The plant can also be propagated through tip cuttings throughout the growing season, usually in spring or early summer. 

Uses

Callisia repen is mostly used as an ornamental plant for its beautiful green and purple leaves
Callisia repen is mostly used as an ornamental plant for its beautiful green and purple leaves. Image: Canva/pixelshot
  1. Callisia repen is used as an ornamental plant in gardens and houses due to its beautiful green and purple leaves.
  2. The plant’s sweet and fleshy fruits provide food to native birds. 

Impact on Environment

The creeping inch plant has a smothering ground cover effect, which makes it a high weed risk.

It spreads extremely fast, creating dense mats that prevent the germination and establishment of native plants. 

Control

The following control methods are effective for Callisa Repens:
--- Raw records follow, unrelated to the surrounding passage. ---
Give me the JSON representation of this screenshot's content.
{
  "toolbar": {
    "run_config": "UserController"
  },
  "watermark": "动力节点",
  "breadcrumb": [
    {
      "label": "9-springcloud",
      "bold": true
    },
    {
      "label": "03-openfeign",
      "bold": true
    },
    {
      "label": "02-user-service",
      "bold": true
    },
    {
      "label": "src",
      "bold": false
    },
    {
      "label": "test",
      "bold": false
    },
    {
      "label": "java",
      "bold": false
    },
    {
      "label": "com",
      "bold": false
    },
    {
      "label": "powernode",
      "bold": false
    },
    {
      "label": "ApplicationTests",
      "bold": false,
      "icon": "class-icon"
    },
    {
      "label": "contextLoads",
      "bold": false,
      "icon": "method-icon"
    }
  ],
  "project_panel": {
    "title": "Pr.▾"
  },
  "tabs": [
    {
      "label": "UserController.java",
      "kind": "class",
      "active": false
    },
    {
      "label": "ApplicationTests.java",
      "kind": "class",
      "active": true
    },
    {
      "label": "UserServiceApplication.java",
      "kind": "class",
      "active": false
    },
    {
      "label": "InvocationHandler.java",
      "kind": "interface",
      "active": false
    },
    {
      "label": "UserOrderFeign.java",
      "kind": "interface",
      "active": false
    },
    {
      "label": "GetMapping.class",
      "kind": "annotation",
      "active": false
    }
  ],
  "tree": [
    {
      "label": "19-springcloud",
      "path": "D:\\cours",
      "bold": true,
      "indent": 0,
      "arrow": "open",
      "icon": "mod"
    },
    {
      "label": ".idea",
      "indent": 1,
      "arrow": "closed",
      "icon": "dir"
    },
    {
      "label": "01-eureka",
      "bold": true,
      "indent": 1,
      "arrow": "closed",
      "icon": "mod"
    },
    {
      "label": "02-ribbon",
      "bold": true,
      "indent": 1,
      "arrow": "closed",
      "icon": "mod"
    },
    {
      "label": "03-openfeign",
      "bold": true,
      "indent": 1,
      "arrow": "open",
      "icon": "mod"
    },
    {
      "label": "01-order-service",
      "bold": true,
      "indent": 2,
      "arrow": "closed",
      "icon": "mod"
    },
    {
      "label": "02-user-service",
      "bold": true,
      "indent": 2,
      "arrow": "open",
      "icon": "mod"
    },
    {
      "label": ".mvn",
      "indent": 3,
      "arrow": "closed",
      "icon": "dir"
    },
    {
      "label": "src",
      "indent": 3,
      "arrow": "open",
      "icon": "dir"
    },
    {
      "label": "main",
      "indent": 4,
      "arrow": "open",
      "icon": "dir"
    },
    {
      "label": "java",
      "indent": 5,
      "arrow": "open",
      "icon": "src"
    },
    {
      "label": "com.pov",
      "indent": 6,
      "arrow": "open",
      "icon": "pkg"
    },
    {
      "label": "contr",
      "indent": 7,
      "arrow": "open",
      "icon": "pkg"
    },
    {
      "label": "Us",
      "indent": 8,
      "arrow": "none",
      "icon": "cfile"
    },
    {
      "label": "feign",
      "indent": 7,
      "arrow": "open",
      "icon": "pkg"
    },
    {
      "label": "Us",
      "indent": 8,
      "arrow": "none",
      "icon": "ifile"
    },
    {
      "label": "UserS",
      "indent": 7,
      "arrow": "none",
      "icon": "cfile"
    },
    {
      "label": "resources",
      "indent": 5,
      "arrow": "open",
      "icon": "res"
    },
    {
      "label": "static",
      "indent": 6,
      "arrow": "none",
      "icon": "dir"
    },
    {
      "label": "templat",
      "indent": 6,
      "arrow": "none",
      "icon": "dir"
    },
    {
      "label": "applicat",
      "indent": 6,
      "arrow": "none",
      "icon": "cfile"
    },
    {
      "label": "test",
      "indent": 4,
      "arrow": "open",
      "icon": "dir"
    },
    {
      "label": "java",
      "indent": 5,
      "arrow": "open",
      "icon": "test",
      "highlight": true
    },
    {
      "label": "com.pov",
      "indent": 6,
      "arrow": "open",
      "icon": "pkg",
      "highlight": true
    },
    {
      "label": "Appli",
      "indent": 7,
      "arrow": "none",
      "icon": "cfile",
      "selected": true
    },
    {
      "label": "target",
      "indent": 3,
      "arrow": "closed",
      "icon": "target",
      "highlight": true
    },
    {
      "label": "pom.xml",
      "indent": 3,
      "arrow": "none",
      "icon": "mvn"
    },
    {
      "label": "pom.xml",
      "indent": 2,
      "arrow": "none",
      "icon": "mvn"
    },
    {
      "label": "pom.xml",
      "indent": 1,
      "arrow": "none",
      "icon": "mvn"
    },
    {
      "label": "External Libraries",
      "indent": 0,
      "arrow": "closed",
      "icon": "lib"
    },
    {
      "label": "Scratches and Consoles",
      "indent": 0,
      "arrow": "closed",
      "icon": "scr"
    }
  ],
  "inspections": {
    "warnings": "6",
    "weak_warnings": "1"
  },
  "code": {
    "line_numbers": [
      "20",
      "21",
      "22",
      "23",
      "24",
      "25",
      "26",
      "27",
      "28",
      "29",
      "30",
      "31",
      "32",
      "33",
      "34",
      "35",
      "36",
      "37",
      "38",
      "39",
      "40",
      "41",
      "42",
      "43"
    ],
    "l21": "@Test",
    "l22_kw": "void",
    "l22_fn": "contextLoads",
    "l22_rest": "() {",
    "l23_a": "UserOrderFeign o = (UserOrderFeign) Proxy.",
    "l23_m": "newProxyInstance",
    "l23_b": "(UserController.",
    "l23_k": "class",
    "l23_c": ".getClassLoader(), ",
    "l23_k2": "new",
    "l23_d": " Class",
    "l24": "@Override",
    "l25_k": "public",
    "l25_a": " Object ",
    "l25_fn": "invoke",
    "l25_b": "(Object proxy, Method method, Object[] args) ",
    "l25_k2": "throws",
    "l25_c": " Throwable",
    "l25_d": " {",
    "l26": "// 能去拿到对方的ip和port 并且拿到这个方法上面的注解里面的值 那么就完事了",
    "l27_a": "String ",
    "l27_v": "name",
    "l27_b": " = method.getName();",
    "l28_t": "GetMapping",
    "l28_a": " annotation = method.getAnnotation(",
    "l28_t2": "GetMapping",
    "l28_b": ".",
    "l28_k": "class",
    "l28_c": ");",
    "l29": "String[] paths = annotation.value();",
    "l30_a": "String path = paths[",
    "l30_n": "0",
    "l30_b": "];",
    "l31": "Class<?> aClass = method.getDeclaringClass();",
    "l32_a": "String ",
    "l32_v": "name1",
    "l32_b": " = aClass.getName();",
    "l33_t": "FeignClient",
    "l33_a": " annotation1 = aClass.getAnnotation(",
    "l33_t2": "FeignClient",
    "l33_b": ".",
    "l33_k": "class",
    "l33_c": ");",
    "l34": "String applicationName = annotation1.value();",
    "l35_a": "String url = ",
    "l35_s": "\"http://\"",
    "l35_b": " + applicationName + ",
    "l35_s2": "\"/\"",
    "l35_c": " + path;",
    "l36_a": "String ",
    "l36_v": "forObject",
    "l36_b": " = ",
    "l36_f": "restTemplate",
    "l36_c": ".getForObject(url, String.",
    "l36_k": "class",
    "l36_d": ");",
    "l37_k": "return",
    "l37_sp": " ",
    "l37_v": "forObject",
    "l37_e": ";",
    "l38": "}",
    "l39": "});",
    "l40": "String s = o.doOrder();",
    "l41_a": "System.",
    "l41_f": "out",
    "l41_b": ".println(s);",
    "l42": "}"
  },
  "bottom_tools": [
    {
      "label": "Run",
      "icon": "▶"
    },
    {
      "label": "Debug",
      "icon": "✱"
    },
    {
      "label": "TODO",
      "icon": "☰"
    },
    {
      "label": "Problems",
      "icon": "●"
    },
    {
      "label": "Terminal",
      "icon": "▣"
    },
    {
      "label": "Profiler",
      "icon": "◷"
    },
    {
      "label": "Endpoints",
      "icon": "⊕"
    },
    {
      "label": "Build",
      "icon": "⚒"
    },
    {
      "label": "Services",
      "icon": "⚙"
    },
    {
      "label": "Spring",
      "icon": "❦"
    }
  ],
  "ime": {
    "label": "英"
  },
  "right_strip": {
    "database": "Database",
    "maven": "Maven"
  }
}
  • Mechanical hand pulling: Pulling out the weed or digging out is effective, especially for small infestations. You don’t really need a weed-pulling tool unless you are removing the plant from a large area.
  • Herbicides: Herbicides that control creeping plants, such as glyphosate, imazapyr, or triclopyr, are recommended.